Content starts

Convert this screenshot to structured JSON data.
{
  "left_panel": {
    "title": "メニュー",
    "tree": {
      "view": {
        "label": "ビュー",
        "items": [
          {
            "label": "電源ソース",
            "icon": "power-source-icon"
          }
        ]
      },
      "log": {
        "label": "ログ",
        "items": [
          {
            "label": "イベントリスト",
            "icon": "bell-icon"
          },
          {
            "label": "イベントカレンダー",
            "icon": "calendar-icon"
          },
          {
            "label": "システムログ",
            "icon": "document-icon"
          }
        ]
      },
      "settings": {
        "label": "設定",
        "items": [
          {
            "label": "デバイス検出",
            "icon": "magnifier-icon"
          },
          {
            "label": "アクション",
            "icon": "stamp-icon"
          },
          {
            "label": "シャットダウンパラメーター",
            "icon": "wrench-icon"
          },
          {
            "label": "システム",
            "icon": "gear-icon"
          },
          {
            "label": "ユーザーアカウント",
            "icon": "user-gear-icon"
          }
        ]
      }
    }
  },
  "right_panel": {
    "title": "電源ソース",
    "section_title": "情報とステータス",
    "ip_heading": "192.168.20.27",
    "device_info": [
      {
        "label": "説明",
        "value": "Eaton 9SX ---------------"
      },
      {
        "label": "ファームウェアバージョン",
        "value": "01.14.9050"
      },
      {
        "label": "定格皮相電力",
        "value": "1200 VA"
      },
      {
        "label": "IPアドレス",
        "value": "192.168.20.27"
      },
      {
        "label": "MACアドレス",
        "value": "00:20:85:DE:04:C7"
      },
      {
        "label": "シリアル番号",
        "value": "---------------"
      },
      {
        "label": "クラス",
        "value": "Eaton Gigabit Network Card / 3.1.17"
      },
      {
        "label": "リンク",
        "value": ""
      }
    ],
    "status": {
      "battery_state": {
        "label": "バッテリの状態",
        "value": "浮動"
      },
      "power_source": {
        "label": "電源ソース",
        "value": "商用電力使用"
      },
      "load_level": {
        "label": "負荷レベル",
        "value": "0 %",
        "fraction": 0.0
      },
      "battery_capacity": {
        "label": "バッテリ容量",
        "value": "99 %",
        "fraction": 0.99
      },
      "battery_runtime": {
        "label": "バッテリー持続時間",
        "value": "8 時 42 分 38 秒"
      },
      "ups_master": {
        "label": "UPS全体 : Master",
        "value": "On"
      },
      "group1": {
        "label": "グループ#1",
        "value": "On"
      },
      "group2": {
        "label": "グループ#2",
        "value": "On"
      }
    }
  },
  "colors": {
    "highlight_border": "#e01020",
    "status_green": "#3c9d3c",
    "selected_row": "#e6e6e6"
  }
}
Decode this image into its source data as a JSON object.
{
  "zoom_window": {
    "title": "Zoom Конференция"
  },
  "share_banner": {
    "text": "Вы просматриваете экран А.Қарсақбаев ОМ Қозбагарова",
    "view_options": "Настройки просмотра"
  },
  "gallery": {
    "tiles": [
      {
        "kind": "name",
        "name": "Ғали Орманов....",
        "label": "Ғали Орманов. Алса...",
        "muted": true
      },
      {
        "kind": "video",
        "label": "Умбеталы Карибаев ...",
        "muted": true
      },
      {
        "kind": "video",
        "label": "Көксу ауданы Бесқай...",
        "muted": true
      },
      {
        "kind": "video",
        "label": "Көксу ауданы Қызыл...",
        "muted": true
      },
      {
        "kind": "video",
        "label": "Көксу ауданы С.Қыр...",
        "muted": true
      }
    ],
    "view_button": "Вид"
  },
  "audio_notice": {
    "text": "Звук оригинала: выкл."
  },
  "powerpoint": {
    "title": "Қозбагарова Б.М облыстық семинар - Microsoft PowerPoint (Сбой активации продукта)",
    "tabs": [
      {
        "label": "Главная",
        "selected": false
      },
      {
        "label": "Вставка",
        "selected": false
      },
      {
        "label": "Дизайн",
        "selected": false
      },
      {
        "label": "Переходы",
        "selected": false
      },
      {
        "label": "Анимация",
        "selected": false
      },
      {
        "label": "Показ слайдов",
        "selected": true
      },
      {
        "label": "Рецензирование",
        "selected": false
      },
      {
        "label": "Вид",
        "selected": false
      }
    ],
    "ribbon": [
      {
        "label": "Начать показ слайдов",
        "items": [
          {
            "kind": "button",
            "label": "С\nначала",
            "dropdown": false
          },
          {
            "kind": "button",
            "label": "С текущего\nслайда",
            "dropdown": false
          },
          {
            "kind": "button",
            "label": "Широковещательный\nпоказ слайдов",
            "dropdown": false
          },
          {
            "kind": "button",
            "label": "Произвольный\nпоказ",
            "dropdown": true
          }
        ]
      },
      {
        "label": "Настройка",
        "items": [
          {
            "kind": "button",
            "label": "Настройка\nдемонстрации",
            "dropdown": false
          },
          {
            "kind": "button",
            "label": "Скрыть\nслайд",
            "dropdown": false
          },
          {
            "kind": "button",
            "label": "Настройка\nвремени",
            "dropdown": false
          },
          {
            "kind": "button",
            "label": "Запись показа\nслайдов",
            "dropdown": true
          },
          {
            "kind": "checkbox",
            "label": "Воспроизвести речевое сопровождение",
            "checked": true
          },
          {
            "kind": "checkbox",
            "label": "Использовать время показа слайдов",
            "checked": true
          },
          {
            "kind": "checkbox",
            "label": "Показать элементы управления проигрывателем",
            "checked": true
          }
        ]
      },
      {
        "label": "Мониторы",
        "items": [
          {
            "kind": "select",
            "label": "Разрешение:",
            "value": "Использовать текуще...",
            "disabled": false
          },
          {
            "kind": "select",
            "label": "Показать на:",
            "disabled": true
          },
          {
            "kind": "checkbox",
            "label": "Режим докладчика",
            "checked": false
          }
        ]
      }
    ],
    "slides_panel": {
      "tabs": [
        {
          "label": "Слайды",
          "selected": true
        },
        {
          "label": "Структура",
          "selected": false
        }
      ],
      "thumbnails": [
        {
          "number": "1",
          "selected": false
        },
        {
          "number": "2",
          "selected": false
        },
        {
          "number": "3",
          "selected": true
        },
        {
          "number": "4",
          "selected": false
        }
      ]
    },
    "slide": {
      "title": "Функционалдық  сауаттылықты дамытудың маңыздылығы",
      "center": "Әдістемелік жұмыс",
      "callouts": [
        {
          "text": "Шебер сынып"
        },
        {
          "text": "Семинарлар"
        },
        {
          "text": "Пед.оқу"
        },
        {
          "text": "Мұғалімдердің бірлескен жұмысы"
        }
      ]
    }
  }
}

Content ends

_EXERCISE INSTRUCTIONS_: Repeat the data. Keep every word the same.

_TASK SOLUTION_:
Convert this screenshot to structured JSON data.
{
  "left_panel": {
    "title": "メニュー",
    "tree": {
      "view": {
        "label": "ビュー",
        "items": [
          {
            "label": "電源ソース",
            "icon": "power-source-icon"
          }
        ]
      },
      "log": {
        "label": "ログ",
        "items": [
          {
            "label": "イベントリスト",
            "icon": "bell-icon"
          },
          {
            "label": "イベントカレンダー",
            "icon": "calendar-icon"
          },
          {
            "label": "システムログ",
            "icon": "document-icon"
          }
        ]
      },
      "settings": {
        "label": "設定",
        "items": [
          {
            "label": "デバイス検出",
            "icon": "magnifier-icon"
          },
          {
            "label": "アクション",
            "icon": "stamp-icon"
          },
          {
            "label": "シャットダウンパラメーター",
            "icon": "wrench-icon"
          },
          {
            "label": "システム",
            "icon": "gear-icon"
          },
          {
            "label": "ユーザーアカウント",
            "icon": "user-gear-icon"
          }
        ]
      }
    }
  },
  "right_panel": {
    "title": "電源ソース",
    "section_title": "情報とステータス",
    "ip_heading": "192.168.20.27",
    "device_info": [
      {
        "label": "説明",
        "value": "Eaton 9SX ---------------"
      },
      {
        "label": "ファームウェアバージョン",
        "value": "01.14.9050"
      },
      {
        "label": "定格皮相電力",
        "value": "1200 VA"
      },
      {
        "label": "IPアドレス",
        "value": "192.168.20.27"
      },
      {
        "label": "MACアドレス",
        "value": "00:20:85:DE:04:C7"
      },
      {
        "label": "シリアル番号",
        "value": "---------------"
      },
      {
        "label": "クラス",
        "value": "Eaton Gigabit Network Card / 3.1.17"
      },
      {
        "label": "リンク",
        "value": ""
      }
    ],
    "status": {
      "battery_state": {
        "label": "バッテリの状態",
        "value": "浮動"
      },
      "power_source": {
        "label": "電源ソース",
        "value": "商用電力使用"
      },
      "load_level": {
        "label": "負荷レベル",
        "value": "0 %",
        "fraction": 0.0
      },
      "battery_capacity": {
        "label": "バッテリ容量",
        "value": "99 %",
        "fraction": 0.99
      },
      "battery_runtime": {
        "label": "バッテリー持続時間",
        "value": "8 時 42 分 38 秒"
      },
      "ups_master": {
        "label": "UPS全体 : Master",
        "value": "On"
      },
      "group1": {
        "label": "グループ#1",
        "value": "On"
      },
      "group2": {
        "label": "グループ#2",
        "value": "On"
      }
    }
  },
  "colors": {
    "highlight_border": "#e01020",
    "status_green": "#3c9d3c",
    "selected_row": "#e6e6e6"
  }
}
Decode this image into its source data as a JSON object.
{
  "zoom_window": {
    "title": "Zoom Конференция"
  },
  "share_banner": {
    "text": "Вы просматриваете экран А.Қарсақбаев ОМ Қозбагарова",
    "view_options": "Настройки просмотра"
  },
  "gallery": {
    "tiles": [
      {
        "kind": "name",
        "name": "Ғали Орманов....",
        "label": "Ғали Орманов. Алса...",
        "muted": true
      },
      {
        "kind": "video",
        "label": "Умбеталы Карибаев ...",
        "muted": true
      },
      {
        "kind": "video",
        "label": "Көксу ауданы Бесқай...",
        "muted": true
      },
      {
        "kind": "video",
        "label": "Көксу ауданы Қызыл...",
        "muted": true
      },
      {
        "kind": "video",
        "label": "Көксу ауданы С.Қыр...",
        "muted": true
      }
    ],
    "view_button": "Вид"
  },
  "audio_notice": {
    "text": "Звук оригинала: выкл."
  },
  "powerpoint": {
    "title": "Қозбагарова Б.М облыстық семинар - Microsoft PowerPoint (Сбой активации продукта)",
    "tabs": [
      {
        "label": "Главная",
        "selected": false
      },
      {
        "label": "Вставка",
        "selected": false
      },
      {
        "label": "Дизайн",
        "selected": false
      },
      {
        "label": "Переходы",
        "selected": false
      },
      {
        "label": "Анимация",
        "selected": false
      },
      {
        "label": "Показ слайдов",
        "selected": true
      },
      {
        "label": "Рецензирование",
        "selected": false
      },
      {
        "label": "Вид",
        "selected": false
      }
    ],
    "ribbon": [
      {
        "label": "Начать показ слайдов",
        "items": [
          {
            "kind": "button",
            "label": "С\nначала",
            "dropdown": false
          },
          {
            "kind": "button",
            "label": "С текущего\nслайда",
            "dropdown": false
          },
          {
            "kind": "button",
            "label": "Широковещательный\nпоказ слайдов",
            "dropdown": false
          },
          {
            "kind": "button",
            "label": "Произвольный\nпоказ",
            "dropdown": true
          }
        ]
      },
      {
        "label": "Настройка",
        "items": [
          {
            "kind": "button",
            "label": "Настройка\nдемонстрации",
            "dropdown": false
          },
          {
            "kind": "button",
            "label": "Скрыть\nслайд",
            "dropdown": false
          },
          {
            "kind": "button",
            "label": "Настройка\nвремени",
            "dropdown": false
          },
          {
            "kind": "button",
            "label": "Запись показа\nслайдов",
            "dropdown": true
          },
          {
            "kind": "checkbox",
            "label": "Воспроизвести речевое сопровождение",
            "checked": true
          },
          {
            "kind": "checkbox",
            "label": "Использовать время показа слайдов",
            "checked": true
          },
          {
            "kind": "checkbox",
            "label": "Показать элементы управления проигрывателем",
            "checked": true
          }
        ]
      },
      {
        "label": "Мониторы",
        "items": [
          {
            "kind": "select",
            "label": "Разрешение:",
            "value": "Использовать текуще...",
            "disabled": false
          },
          {
            "kind": "select",
            "label": "Показать на:",
            "disabled": true
          },
          {
            "kind": "checkbox",
            "label": "Режим докладчика",
            "checked": false
          }
        ]
      }
    ],
    "slides_panel": {
      "tabs": [
        {
          "label": "Слайды",
          "selected": true
        },
        {
          "label": "Структура",
          "selected": false
        }
      ],
      "thumbnails": [
        {
          "number": "1",
          "selected": false
        },
        {
          "number": "2",
          "selected": false
        },
        {
          "number": "3",
          "selected": true
        },
        {
          "number": "4",
          "selected": false
        }
      ]
    },
    "slide": {
      "title": "Функционалдық  сауаттылықты дамытудың маңыздылығы",
      "center": "Әдістемелік жұмыс",
      "callouts": [
        {
          "text": "Шебер сынып"
        },
        {
          "text": "Семинарлар"
        },
        {
          "text": "Пед.оқу"
        },
        {
          "text": "Мұғалімдердің бірлескен жұмысы"
        }
      ]
    }
  }
}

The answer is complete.